--- What the task asks ---
Look for "INFO" in each line of the records, and copy the lines that have it.

--- Provided material ---
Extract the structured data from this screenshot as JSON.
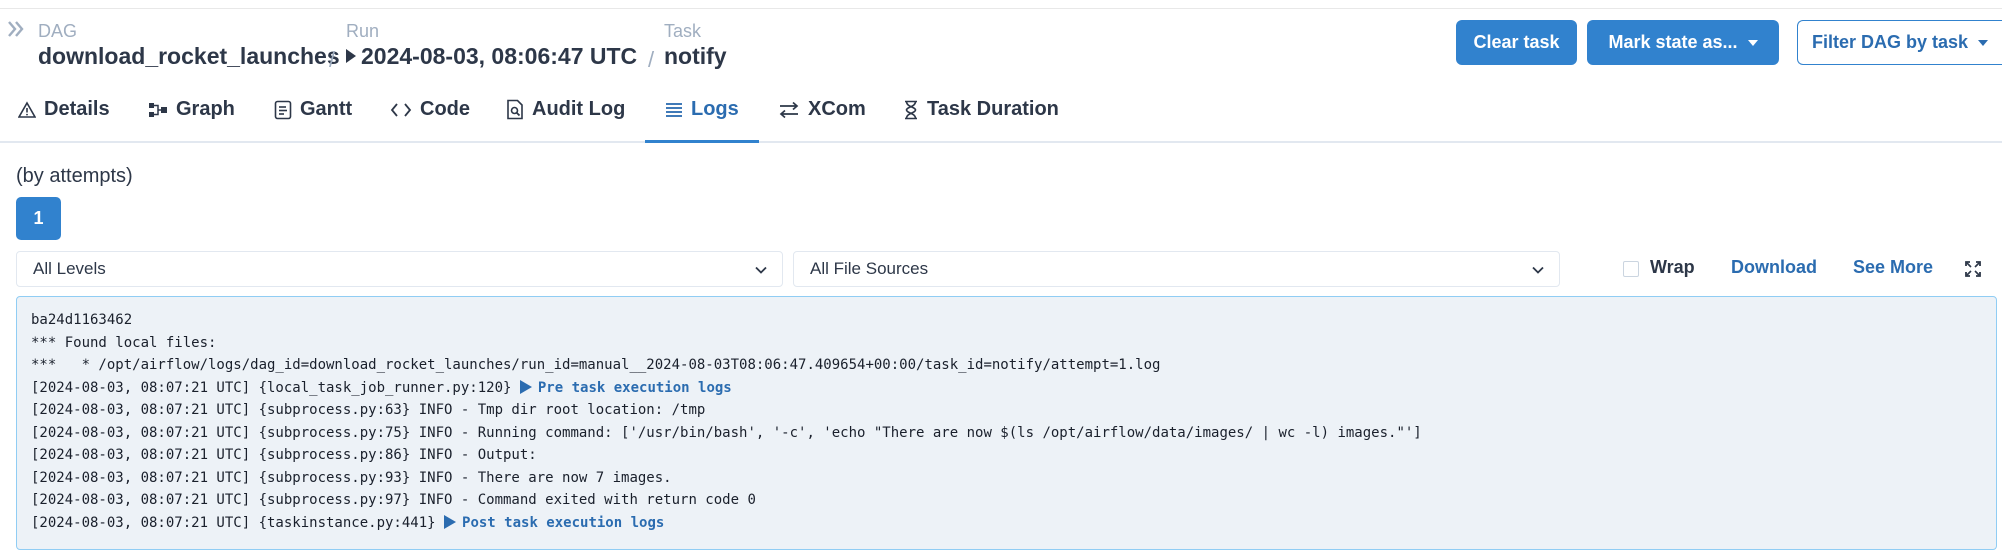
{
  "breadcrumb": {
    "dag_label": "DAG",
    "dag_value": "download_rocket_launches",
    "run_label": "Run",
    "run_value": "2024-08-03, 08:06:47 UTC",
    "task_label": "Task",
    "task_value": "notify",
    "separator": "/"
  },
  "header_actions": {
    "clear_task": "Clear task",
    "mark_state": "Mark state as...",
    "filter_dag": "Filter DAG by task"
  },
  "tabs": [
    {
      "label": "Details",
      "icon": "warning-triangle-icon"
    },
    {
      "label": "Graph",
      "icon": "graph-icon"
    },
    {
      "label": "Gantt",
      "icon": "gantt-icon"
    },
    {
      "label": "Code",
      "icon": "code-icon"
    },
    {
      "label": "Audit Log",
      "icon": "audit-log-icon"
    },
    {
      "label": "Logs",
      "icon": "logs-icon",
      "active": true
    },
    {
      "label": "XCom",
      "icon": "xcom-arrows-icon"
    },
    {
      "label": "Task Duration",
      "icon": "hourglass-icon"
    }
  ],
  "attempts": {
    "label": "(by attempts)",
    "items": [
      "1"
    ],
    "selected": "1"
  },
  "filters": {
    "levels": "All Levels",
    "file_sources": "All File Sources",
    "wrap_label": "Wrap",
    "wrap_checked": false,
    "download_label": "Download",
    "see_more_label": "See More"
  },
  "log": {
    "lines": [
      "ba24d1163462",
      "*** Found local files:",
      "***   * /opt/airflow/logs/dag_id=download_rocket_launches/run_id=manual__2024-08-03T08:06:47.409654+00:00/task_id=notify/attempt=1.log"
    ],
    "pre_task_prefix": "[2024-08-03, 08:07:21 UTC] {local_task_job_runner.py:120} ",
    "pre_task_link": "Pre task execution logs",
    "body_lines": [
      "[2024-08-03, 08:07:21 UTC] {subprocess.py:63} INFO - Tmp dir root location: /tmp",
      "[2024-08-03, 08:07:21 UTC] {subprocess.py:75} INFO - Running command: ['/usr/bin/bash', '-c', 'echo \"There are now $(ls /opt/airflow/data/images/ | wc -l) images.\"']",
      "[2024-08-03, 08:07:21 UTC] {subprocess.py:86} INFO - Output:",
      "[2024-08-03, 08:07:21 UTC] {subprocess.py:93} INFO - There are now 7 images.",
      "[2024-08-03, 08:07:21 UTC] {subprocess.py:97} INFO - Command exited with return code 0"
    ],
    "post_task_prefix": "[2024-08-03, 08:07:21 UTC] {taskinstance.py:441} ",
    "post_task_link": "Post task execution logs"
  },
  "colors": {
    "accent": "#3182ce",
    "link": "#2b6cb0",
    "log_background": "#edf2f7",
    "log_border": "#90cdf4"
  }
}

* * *

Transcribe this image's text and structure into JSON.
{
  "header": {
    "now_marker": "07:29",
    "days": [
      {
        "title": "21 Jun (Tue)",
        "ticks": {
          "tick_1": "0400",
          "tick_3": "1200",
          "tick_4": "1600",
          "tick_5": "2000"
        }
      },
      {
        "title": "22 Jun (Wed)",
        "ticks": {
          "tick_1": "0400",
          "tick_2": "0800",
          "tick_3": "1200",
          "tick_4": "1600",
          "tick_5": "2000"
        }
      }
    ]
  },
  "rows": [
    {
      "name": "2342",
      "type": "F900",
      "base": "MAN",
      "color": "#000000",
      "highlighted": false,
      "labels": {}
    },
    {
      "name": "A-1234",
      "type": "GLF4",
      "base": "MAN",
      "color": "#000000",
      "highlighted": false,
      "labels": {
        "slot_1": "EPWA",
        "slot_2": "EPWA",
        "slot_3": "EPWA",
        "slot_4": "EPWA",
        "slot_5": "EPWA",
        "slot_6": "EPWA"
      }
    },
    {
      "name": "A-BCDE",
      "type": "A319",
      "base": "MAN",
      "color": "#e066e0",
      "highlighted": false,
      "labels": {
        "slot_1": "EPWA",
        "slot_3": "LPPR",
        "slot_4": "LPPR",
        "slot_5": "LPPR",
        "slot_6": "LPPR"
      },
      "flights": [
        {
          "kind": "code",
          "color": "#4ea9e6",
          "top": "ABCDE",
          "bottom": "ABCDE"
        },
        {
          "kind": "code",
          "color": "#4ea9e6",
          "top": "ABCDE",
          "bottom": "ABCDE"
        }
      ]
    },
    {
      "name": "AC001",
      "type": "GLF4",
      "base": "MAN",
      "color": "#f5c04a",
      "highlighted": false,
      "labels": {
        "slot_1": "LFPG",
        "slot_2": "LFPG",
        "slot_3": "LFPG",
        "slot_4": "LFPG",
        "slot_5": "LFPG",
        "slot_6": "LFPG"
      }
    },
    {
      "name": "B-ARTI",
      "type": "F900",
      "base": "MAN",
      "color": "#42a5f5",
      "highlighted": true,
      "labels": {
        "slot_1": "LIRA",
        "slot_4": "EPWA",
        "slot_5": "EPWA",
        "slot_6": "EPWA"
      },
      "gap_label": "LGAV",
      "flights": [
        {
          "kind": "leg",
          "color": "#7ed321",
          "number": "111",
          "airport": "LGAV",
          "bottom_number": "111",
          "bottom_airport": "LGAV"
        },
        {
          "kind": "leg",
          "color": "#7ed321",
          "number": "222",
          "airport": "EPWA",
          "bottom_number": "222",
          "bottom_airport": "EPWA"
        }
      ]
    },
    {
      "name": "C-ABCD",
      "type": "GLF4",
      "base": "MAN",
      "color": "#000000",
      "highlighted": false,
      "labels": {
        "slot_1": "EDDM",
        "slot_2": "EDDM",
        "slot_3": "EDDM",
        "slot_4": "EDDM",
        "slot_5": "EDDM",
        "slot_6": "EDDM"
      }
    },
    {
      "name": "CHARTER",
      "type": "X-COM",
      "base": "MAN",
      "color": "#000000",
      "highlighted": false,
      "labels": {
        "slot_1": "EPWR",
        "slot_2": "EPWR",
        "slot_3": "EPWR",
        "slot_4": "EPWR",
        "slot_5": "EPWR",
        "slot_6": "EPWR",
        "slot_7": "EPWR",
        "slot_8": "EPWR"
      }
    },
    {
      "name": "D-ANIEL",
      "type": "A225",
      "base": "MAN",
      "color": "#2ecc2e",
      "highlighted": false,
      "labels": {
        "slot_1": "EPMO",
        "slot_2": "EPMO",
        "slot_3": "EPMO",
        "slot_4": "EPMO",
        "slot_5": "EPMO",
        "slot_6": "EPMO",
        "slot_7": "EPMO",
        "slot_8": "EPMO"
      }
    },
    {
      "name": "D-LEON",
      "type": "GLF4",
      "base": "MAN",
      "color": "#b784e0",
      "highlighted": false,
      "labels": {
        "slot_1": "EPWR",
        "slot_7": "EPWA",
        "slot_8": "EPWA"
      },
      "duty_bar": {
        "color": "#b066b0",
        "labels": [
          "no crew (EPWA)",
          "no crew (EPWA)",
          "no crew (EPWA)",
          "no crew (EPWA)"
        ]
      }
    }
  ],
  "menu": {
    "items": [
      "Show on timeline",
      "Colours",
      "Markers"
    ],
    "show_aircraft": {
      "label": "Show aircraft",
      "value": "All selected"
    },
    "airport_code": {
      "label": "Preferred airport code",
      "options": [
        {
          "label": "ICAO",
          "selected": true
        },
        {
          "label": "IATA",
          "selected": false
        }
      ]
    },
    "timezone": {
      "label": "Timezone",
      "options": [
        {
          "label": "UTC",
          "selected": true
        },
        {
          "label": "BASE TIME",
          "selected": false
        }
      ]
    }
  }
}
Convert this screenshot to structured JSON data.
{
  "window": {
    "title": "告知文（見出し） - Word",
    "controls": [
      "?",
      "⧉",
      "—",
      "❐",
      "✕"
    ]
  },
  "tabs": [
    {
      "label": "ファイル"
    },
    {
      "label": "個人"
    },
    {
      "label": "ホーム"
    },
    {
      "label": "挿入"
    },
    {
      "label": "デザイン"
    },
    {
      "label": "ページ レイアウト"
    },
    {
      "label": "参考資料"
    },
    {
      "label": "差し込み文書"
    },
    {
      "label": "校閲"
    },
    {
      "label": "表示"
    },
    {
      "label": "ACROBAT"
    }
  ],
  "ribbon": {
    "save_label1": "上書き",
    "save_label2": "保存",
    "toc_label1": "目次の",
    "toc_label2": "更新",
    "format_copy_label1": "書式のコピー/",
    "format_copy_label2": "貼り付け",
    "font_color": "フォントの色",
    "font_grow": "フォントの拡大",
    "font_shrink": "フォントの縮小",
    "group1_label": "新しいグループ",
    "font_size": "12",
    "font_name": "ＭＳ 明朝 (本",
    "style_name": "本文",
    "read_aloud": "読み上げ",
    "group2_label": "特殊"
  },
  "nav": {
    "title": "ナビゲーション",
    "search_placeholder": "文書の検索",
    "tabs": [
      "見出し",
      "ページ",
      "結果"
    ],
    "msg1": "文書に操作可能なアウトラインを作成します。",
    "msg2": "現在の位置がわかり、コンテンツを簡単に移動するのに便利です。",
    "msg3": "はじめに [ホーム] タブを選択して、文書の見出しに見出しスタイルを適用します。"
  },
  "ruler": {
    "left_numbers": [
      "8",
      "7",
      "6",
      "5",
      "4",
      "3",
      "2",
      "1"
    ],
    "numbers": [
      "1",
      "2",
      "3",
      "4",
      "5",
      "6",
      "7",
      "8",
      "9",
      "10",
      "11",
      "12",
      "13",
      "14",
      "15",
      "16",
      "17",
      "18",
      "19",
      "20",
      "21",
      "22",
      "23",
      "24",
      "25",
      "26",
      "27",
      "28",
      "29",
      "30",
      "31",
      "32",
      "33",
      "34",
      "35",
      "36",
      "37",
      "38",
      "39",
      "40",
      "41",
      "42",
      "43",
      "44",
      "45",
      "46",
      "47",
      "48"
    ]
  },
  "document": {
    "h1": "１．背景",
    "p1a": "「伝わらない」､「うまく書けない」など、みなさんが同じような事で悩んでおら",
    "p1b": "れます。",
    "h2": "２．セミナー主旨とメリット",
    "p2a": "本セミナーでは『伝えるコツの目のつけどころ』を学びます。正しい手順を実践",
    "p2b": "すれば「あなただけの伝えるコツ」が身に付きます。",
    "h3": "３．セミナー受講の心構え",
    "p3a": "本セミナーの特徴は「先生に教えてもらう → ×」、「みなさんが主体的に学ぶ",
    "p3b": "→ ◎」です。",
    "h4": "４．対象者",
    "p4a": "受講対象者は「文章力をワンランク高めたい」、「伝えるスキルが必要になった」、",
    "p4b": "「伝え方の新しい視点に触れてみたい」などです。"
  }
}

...

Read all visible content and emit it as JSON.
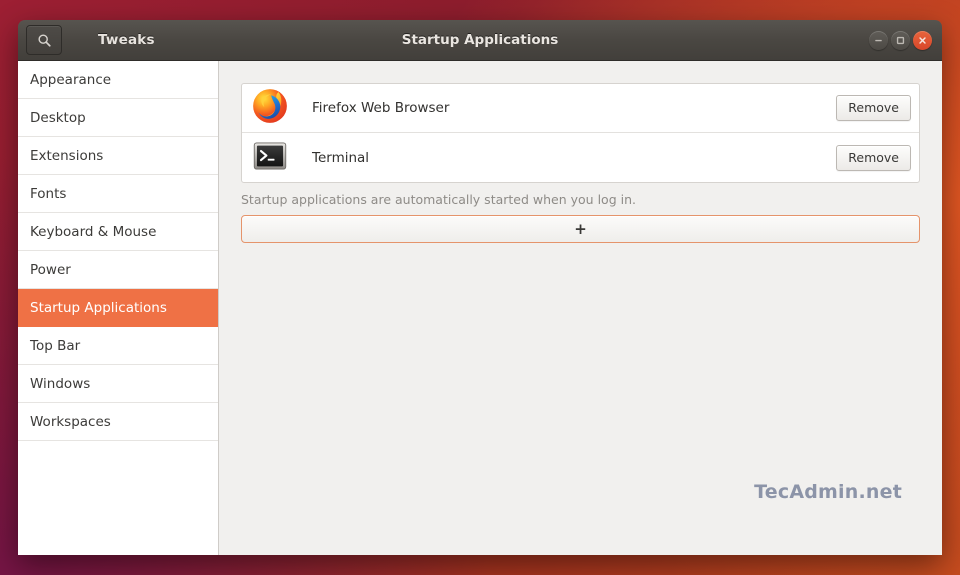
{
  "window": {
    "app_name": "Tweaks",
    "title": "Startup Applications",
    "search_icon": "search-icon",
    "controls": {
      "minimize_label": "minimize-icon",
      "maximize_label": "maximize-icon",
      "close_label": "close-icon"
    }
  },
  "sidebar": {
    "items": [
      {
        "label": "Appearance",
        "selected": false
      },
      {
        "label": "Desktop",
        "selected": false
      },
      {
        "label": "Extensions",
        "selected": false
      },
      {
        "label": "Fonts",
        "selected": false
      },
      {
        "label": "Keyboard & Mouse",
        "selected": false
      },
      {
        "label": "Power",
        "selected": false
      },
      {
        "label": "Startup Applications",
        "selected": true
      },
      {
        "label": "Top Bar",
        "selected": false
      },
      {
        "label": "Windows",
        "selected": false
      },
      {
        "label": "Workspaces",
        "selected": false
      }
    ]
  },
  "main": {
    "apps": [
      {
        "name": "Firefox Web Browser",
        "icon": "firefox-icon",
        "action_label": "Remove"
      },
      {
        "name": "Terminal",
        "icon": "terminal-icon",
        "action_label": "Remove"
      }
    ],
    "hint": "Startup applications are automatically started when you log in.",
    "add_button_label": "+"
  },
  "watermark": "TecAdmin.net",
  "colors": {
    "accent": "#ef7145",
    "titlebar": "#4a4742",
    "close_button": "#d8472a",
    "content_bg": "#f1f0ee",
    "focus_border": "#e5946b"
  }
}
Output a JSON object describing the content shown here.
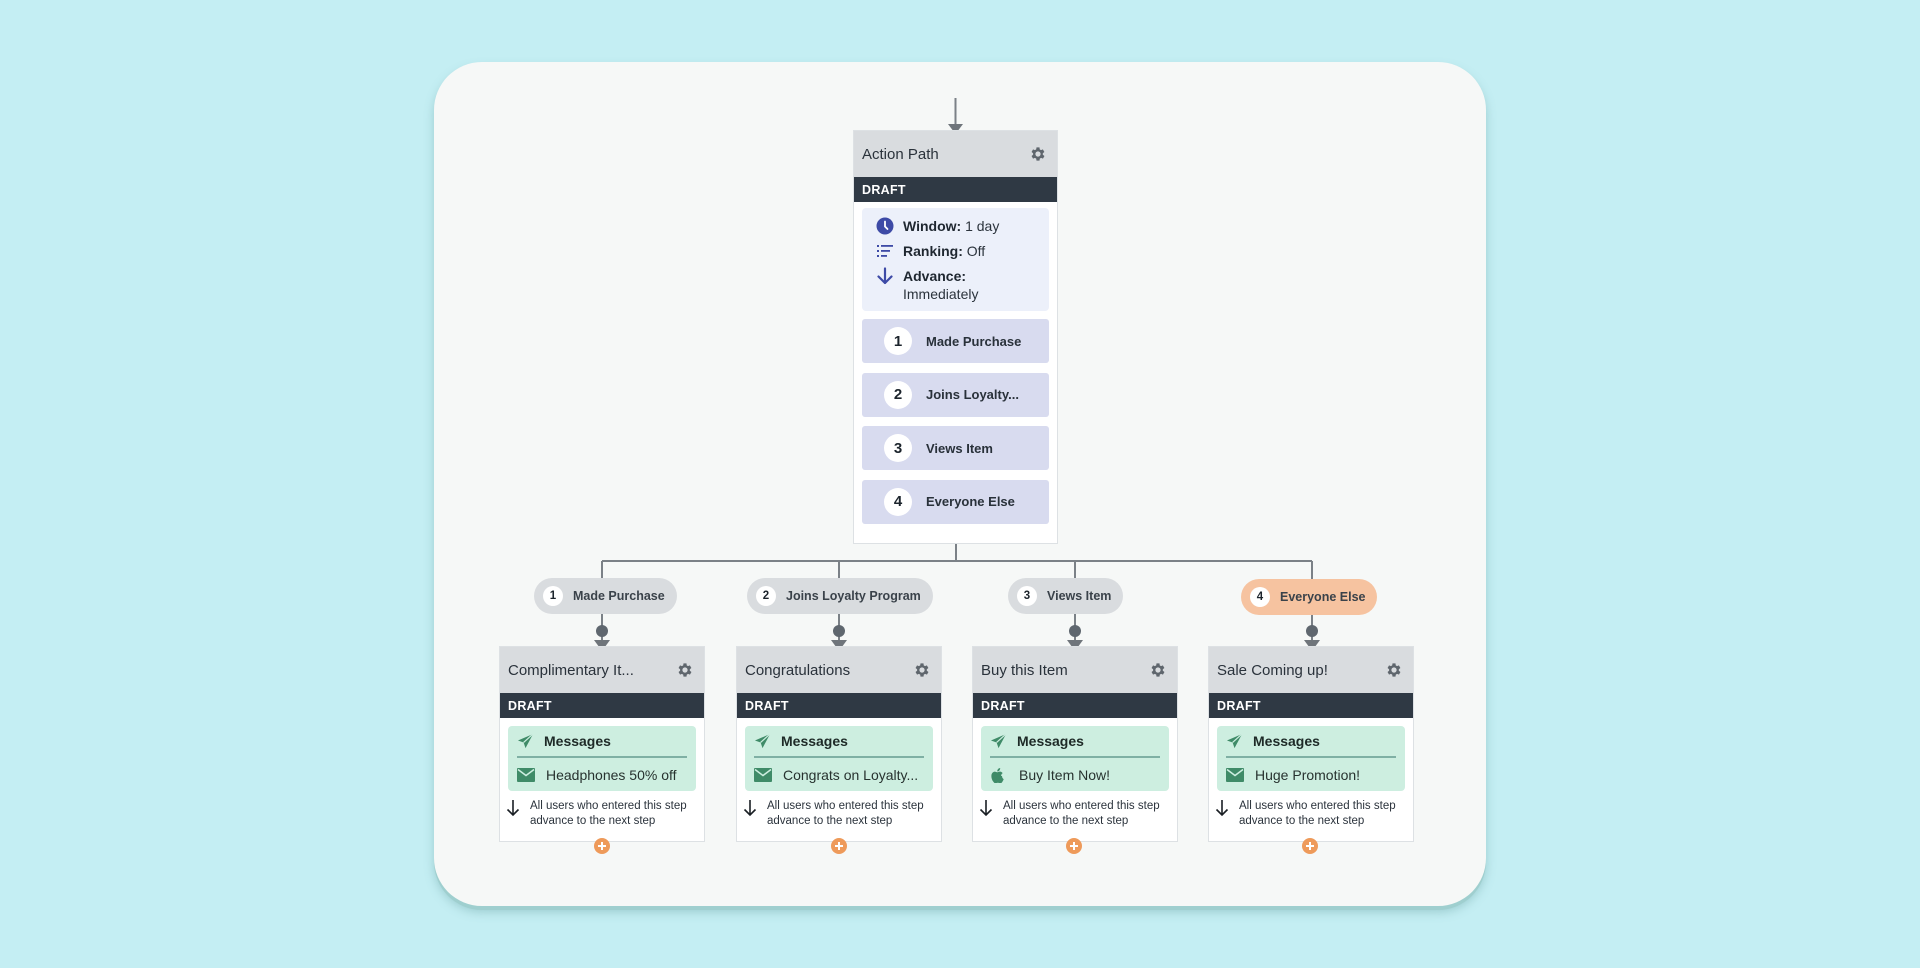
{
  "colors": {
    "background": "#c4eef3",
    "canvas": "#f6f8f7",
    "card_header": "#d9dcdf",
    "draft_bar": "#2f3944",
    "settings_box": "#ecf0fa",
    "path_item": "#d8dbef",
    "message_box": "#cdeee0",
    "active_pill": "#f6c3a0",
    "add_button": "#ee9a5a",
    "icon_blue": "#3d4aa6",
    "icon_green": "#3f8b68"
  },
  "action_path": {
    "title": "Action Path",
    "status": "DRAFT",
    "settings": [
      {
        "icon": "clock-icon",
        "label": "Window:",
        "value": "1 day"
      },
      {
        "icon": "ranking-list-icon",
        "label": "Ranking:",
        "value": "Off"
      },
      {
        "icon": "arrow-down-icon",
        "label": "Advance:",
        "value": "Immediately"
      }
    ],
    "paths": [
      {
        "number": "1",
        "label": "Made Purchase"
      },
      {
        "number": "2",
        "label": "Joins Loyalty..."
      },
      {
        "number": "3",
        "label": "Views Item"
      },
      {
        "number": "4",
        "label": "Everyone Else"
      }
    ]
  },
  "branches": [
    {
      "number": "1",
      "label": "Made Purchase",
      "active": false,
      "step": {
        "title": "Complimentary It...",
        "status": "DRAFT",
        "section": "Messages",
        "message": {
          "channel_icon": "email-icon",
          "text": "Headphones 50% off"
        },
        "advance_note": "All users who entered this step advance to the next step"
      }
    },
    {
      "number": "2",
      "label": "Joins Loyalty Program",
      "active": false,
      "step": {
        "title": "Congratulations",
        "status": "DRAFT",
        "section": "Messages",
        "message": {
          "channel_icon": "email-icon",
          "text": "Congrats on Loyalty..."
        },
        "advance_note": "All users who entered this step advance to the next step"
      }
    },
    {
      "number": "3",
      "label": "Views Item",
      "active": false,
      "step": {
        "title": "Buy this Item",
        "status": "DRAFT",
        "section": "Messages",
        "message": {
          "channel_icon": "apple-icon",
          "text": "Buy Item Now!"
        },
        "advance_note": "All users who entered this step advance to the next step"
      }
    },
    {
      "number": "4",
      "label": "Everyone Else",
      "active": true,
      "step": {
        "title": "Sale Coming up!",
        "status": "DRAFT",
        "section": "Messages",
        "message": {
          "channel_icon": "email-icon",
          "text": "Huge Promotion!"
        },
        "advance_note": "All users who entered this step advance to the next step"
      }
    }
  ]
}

--- Response for this exercise ---
      "[2024-08-03, 08:07:21 UTC] {subprocess.py:63} INFO - Tmp dir root location: /tmp",
      "[2024-08-03, 08:07:21 UTC] {subprocess.py:75} INFO - Running command: ['/usr/bin/bash', '-c', 'echo \"There are now $(ls /opt/airflow/data/images/ | wc -l) images.\"']",
      "[2024-08-03, 08:07:21 UTC] {subprocess.py:86} INFO - Output:",
      "[2024-08-03, 08:07:21 UTC] {subprocess.py:93} INFO - There are now 7 images.",
      "[2024-08-03, 08:07:21 UTC] {subprocess.py:97} INFO - Command exited with return code 0"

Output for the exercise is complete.